**WHAT TO DO**.
Go through the entries that follow and count every line with the string "Burge". Reply with the number only.

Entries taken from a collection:
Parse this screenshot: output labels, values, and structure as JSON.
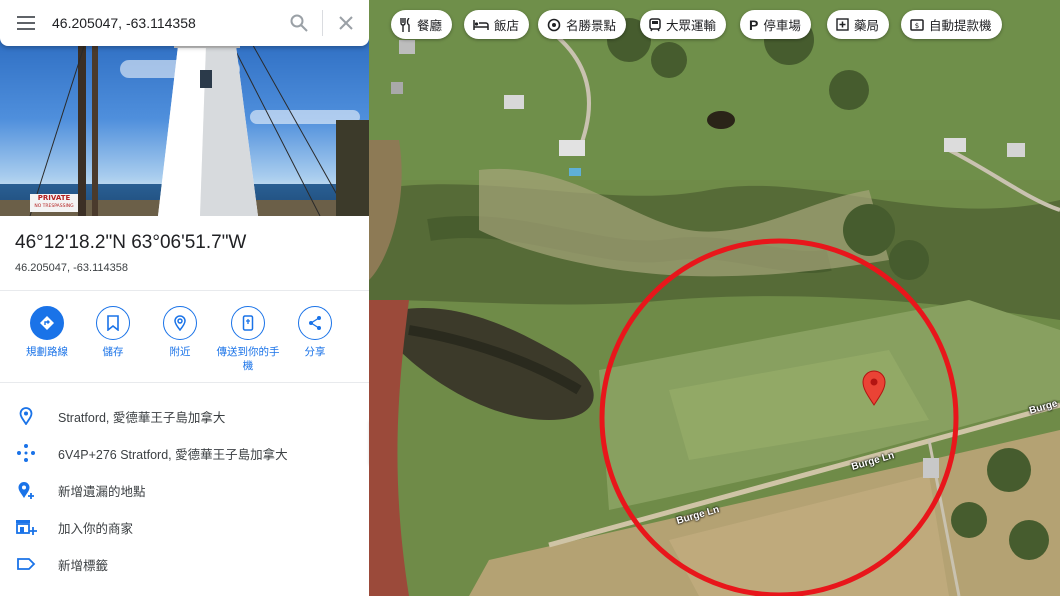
{
  "search": {
    "query": "46.205047, -63.114358"
  },
  "hero": {
    "sign_line1": "PRIVATE",
    "sign_line2": "NO TRESPASSING"
  },
  "place": {
    "title": "46°12'18.2\"N 63°06'51.7\"W",
    "subtitle": "46.205047, -63.114358"
  },
  "actions": [
    {
      "label": "規劃路線",
      "icon": "directions-icon"
    },
    {
      "label": "儲存",
      "icon": "bookmark-icon"
    },
    {
      "label": "附近",
      "icon": "nearby-icon"
    },
    {
      "label": "傳送到你的手機",
      "icon": "phone-icon"
    },
    {
      "label": "分享",
      "icon": "share-icon"
    }
  ],
  "info": [
    {
      "text": "Stratford, 愛德華王子島加拿大",
      "icon": "location-pin-icon"
    },
    {
      "text": "6V4P+276 Stratford, 愛德華王子島加拿大",
      "icon": "plus-code-icon"
    },
    {
      "text": "新增遺漏的地點",
      "icon": "add-place-icon"
    },
    {
      "text": "加入你的商家",
      "icon": "add-business-icon"
    },
    {
      "text": "新增標籤",
      "icon": "label-icon"
    }
  ],
  "chips": [
    {
      "label": "餐廳",
      "icon": "restaurant-icon"
    },
    {
      "label": "飯店",
      "icon": "hotel-icon"
    },
    {
      "label": "名勝景點",
      "icon": "attraction-icon"
    },
    {
      "label": "大眾運輸",
      "icon": "transit-icon"
    },
    {
      "label": "停車場",
      "icon": "parking-icon"
    },
    {
      "label": "藥局",
      "icon": "pharmacy-icon"
    },
    {
      "label": "自動提款機",
      "icon": "atm-icon"
    }
  ],
  "map": {
    "road1": "Burge Ln",
    "road2": "Burge Ln",
    "road3": "Burge"
  },
  "colors": {
    "accent": "#1a73e8",
    "marker": "#ea4335",
    "annotation_circle": "#e8161b"
  }
}
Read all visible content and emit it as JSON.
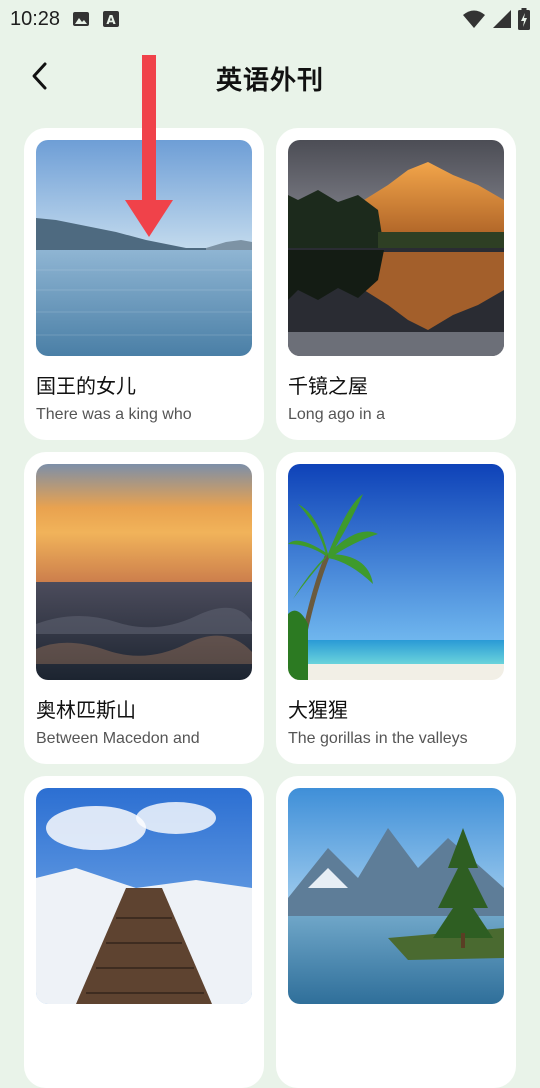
{
  "status_bar": {
    "time": "10:28",
    "icons_left": [
      "image-icon",
      "text-a-icon"
    ],
    "icons_right": [
      "wifi-icon",
      "signal-icon",
      "battery-icon"
    ]
  },
  "header": {
    "title": "英语外刊",
    "back_icon": "chevron-left-icon"
  },
  "articles": [
    {
      "title": "国王的女儿",
      "excerpt": "There was a king who",
      "image": "lake-mountain"
    },
    {
      "title": "千镜之屋",
      "excerpt": "Long ago in a",
      "image": "mountain-reflection"
    },
    {
      "title": "奥林匹斯山",
      "excerpt": "Between Macedon and",
      "image": "ocean-sunset"
    },
    {
      "title": "大猩猩",
      "excerpt": "The gorillas in the valleys",
      "image": "tropical-beach"
    },
    {
      "title": "",
      "excerpt": "",
      "image": "snowy-boardwalk"
    },
    {
      "title": "",
      "excerpt": "",
      "image": "alpine-lake-tree"
    }
  ],
  "colors": {
    "background": "#e9f3e9",
    "card": "#ffffff",
    "annotation_arrow": "#f0424a"
  }
}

**RESULT BELOW**.
3